IE 11 Not Supported

For optimal browsing, we recommend Chrome, Firefox or Safari browsers.

Making Obamacare Work: California's Encouraging Start

In creating its health-benefit exchange under the Affordable Care Act, California has gotten off to an encouraging start.

Put aside, for just a few minutes, whatever political rhetoric has infiltrated your airspace about the federal Affordable Care Act (ACA). Whatever you think of the health-reform law, it's coming, and with the clock ticking toward an Oct. 13, 2013, pre-enrollment deadline, some of the most important work for implementing "Obamacare" is going on now in the states.

As a member of the California Health Benefit Exchange Board, I've had a front-row seat for our state's efforts, and we're off to an encouraging start with our state exchange, branded as Covered California.

These state-level health benefit exchanges are the central, essential structural element of the ACA -- an effort to create a competitive, transparent health insurance marketplace for individual consumers in which price and quality for comparable products drive the purchase of those products. As of this writing, more than half of the states have opted to pass up on creating their own health exchanges, deferring their operation to the federal government. In my view, every state that relegates this decision to Washington reduces our chances of finding innovative solutions to controlling costs while improving health.

That's certainly what we've been trying to do in California. Our five-member health-exchange board adopted the ACA's mission of expanding health-insurance coverage, improving health-care quality, improving choice and value, and controlling rising costs. We've known from the start that the keys to our success would be contracting with affordable health plans, embarking on an effective outreach and marketing strategy, and executing a smooth, user-friendly enrollment process.

We issued a request for proposals statewide, inviting health plans to compete in one or more of 18 geographic regions across our sizable state. Thirty-three health plans responded. In an evaluation process driven by price, value, quality and provider-network adequacy, we selected 13 health plans to be on the selection panel for Covered California consumers. Moreover, four of the health plans were newcomers to the individual health-insurance market, one that suffers in choice and affordability compared to plans based on large- and small-group rates.

The most encouraging news: the rates we were able to negotiate. The prices that came in were far lower than the most dire, doomsday predictions, and even lower than actuarial and Government Accountability Office projections. In the most populous California regions, our 2014 individual market rates will be equal to or cheaper than 2013 small-group rates.
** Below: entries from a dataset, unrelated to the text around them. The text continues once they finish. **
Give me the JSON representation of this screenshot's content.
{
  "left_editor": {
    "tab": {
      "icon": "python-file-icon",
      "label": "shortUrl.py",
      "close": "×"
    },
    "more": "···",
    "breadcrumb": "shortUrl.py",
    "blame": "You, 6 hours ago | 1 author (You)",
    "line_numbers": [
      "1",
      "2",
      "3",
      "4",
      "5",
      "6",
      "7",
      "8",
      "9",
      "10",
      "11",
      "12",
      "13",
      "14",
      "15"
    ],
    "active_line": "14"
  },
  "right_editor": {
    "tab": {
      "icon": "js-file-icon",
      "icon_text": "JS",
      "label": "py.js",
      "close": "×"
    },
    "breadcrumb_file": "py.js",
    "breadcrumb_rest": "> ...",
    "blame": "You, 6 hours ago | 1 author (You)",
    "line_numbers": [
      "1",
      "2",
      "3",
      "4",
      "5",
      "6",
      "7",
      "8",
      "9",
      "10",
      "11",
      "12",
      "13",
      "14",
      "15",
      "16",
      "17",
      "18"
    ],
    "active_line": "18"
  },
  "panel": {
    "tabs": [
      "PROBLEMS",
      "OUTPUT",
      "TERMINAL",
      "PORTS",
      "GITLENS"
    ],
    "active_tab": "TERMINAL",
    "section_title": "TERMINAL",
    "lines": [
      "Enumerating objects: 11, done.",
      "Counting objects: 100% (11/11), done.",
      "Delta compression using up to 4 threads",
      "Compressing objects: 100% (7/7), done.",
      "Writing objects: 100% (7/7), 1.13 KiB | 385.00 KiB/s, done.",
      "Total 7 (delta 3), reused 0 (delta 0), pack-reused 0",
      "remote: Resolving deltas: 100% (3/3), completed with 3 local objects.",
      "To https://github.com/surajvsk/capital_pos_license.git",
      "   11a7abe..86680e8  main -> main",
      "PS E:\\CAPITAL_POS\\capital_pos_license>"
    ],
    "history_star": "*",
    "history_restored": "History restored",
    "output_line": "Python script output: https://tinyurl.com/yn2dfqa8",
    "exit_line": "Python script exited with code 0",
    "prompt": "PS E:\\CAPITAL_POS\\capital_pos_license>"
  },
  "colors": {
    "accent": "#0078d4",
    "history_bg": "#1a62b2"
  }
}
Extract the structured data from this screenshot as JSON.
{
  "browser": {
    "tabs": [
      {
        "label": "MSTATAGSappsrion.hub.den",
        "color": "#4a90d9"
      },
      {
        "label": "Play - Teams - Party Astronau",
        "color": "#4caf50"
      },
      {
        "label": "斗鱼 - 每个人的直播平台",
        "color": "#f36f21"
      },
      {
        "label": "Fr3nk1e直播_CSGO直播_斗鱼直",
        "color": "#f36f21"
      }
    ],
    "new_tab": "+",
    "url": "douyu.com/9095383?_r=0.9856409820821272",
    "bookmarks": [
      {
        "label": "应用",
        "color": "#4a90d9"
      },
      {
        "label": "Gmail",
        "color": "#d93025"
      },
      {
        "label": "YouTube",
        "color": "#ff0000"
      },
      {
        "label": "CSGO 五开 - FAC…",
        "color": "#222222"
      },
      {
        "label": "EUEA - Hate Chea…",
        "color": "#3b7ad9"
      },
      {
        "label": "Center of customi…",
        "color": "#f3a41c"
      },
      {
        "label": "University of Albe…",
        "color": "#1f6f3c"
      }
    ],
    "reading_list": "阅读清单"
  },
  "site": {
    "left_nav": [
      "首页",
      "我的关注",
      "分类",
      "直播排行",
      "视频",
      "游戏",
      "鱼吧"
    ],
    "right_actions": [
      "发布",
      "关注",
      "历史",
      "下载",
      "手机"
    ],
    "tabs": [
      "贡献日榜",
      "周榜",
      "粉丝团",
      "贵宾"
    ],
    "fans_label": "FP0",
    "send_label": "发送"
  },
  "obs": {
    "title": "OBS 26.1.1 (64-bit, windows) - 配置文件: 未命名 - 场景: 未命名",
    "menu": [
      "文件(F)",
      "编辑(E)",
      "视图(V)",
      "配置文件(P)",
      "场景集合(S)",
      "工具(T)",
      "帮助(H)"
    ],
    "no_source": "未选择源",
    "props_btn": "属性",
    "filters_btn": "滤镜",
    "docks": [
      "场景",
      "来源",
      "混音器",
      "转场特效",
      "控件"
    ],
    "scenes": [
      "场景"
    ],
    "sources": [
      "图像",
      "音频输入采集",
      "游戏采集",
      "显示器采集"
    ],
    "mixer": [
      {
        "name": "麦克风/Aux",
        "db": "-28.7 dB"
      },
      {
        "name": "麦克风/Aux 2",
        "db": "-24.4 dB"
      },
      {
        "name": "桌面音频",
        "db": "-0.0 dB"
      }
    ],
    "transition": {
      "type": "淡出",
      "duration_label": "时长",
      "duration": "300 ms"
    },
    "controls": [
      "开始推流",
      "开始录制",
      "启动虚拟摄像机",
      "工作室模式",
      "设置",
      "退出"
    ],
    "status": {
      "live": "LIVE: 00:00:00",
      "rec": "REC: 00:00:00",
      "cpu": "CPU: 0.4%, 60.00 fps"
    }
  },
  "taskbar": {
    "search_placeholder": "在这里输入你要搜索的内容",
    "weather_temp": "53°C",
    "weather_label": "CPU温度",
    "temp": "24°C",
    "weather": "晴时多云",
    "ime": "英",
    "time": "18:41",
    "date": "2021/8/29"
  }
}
So we now have health-plan partners and provider networks that are ready, willing and able to provide a reasonably affordable product, and in a new, online, transparent marketplace for consumers. But with that Oct. 13 deadline approaching and the Jan. 1, 2014, open-enrollment and coverage start date not far behind, we still have much wood to chop. Over the next few years, we need to find and enroll as many as 5 million uninsured Californians who stand to benefit from Obamacare.

Our outreach and enrollment will be both "high tech" and "high-touch." Some Californians will choose the technology-friendly online shopping and enrollment route. Others will need more human, hands-on assistance to enroll. We are building infrastructure and readying ourselves for either approach.

This story was originally published by Image courtesy of Shutterstock.

Special Projects
Sponsored Articles
  • How the State of Washington teamed with Deloitte to move to a Red Hat footprint within 100 days.
  • The State of Michigan’s Department of Technology, Management, and Budget (DTMB) reduced its application delivery times to get digital services to citizens faster.

  • Sponsored
    Like many governments worldwide, the City and County of Denver, Colorado, had to act quickly to respond to the COVID-19 pandemic. To support more than 15,000 employees working from home, the government sought to adapt its new collaboration tool, Microsoft Teams. By automating provisioning and scaling tasks with Red Hat Ansible Automation Platform, an agentless, human-readable automation tool, Denver supported 514% growth in Teams use and quickly launched a virtual emergency operations center (EOC) for government leaders to respond to the pandemic.
  • Sponsored
    Microsoft Teams quickly became the business application of choice as state and local governments raced to equip remote teams and maintain business continuity during the COVID-19 lockdown. But in the rush to deploy Teams, many organizations overlook, ignore or fail to anticipate some of the administrative hurdles to successful adoption. As more organizations have matured their use of Teams, a set of lessons learned has emerged to help agencies ensure a successful Teams rollout – or correct course on existing implementations.